Date(s) - Nov 20 2014
11:00 AM - 12:00 PM

Shasta Room, Bldg. 40, Room 361


Spatio-temporal correlation of disordered systems: the case study of metallic glasses

Mingwei Chen

WPI-AIMR, Tohoku University, Japan

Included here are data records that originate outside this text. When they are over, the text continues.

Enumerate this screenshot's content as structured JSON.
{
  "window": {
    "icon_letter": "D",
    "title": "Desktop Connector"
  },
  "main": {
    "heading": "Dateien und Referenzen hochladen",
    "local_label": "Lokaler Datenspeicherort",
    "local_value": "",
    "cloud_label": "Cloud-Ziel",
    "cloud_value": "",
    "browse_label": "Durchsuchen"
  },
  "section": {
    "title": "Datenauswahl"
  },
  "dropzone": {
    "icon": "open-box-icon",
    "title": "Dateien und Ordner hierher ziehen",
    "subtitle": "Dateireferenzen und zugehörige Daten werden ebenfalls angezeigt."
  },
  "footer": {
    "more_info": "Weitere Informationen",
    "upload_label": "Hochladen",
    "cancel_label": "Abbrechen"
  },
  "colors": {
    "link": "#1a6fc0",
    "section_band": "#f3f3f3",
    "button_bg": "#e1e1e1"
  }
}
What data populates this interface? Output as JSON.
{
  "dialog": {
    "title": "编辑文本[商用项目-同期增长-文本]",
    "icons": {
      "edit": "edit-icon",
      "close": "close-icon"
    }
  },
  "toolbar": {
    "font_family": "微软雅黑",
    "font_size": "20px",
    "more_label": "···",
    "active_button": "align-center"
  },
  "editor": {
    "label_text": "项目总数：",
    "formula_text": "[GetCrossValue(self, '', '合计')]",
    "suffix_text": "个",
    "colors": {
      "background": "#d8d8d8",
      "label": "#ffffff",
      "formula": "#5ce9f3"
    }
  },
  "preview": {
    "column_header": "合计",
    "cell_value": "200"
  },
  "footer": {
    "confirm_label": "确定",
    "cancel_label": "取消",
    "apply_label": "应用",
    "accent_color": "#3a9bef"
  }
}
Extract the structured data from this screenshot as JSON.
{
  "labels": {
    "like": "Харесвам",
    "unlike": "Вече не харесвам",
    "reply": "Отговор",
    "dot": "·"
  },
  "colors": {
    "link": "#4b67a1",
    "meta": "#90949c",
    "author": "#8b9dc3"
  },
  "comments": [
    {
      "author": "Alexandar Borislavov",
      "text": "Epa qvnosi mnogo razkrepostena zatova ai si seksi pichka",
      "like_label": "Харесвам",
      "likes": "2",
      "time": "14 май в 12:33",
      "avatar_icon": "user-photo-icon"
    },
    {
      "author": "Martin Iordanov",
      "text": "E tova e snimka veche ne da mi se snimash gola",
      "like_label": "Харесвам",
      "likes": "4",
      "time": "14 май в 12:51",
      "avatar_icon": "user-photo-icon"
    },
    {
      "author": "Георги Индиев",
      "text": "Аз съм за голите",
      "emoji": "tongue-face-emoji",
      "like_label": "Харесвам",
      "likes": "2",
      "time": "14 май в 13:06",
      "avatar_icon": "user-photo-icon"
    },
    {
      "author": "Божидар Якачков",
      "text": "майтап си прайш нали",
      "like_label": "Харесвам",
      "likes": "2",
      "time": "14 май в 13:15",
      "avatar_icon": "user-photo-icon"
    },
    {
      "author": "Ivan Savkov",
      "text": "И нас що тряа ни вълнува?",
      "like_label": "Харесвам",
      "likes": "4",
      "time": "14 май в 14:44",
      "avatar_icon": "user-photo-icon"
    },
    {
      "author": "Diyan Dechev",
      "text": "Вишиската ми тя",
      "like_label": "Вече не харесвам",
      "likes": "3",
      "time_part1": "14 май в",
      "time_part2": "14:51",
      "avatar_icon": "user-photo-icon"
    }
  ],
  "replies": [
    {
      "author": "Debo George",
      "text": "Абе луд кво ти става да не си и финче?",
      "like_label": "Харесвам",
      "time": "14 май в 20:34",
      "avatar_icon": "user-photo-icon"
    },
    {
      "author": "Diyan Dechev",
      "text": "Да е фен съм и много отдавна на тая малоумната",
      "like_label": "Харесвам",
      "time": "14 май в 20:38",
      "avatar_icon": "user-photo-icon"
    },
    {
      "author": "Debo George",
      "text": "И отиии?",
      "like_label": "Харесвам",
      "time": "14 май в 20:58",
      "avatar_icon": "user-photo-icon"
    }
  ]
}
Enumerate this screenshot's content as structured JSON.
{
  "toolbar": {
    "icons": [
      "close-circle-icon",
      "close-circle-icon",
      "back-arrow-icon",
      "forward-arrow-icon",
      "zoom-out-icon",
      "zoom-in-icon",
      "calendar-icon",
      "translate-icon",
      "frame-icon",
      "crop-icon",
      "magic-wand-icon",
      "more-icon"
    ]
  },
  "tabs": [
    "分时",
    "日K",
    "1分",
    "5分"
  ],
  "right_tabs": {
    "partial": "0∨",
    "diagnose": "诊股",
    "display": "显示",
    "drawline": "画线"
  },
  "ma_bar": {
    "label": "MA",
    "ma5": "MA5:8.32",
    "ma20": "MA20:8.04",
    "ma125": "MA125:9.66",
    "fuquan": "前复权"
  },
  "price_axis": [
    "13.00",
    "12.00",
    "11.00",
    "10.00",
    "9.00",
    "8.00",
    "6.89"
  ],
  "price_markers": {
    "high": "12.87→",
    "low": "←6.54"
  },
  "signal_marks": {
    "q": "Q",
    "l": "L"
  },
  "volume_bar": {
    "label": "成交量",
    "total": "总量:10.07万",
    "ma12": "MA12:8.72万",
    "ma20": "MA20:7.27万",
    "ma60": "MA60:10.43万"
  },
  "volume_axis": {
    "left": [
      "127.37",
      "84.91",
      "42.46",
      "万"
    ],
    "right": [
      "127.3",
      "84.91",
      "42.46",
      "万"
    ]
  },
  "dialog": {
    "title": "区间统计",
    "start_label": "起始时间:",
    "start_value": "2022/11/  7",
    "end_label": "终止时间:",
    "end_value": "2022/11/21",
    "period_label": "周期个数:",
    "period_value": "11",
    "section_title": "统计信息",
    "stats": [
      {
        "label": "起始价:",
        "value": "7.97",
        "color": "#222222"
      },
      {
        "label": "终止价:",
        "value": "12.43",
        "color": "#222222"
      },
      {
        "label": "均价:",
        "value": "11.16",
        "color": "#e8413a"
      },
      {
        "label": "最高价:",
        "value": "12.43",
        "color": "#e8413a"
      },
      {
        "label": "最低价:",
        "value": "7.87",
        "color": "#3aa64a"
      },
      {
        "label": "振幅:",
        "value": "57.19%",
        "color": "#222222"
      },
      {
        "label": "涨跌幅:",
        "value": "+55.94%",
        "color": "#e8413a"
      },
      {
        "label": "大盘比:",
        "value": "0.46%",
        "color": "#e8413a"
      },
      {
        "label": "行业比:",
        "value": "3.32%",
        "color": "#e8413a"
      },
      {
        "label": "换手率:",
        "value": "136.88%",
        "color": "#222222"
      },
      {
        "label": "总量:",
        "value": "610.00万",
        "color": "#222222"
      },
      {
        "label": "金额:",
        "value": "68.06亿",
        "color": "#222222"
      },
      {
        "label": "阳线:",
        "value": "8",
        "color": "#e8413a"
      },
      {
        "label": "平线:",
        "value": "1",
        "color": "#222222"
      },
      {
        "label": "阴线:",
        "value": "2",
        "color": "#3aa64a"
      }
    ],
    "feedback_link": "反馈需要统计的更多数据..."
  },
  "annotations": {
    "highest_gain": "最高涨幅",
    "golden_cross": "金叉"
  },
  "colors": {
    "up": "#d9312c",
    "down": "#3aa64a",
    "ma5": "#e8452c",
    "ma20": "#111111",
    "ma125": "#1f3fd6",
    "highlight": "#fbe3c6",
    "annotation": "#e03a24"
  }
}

Although periodic and symmetric objects are the favorite of human beings, the fact is that most matter in the universe is random and disordered. Understanding disordered systems has been one of the most challenging scientific issues of today. This talk will present the aspect of inherent correlation between structure and dynamics at different length scales in metallic glasses, a typical disordered system with individual atoms as basic constituents. The lack of long-range translational and rotational symmetry of metallic glasses renders it experimentally inaccessible to determine their atomic structure by conventional diffraction/imaging methods. To overcome this experimental difficulty, we recently developed an Angstrom-beam electron diffraction approach to probe local atomic configurations of amorphous matter using a ~ 0.4 nm near coherent electron beam. By utilizing the state-of-the-art technique, we experimentally revealed the pronounced short- and medium-range order, arising from strongly correlated atoms, in the disordered materials. We also provided compelling evidence that geometric frustration of the local order is the origins leading to the transition from local order to long-range disorder. Importantly, by manipulating the scope of the local ordering, the dynamic behavior of metallic glasses can be tailored, which paves a new way to design/develop new amorphous materials for engineering applications.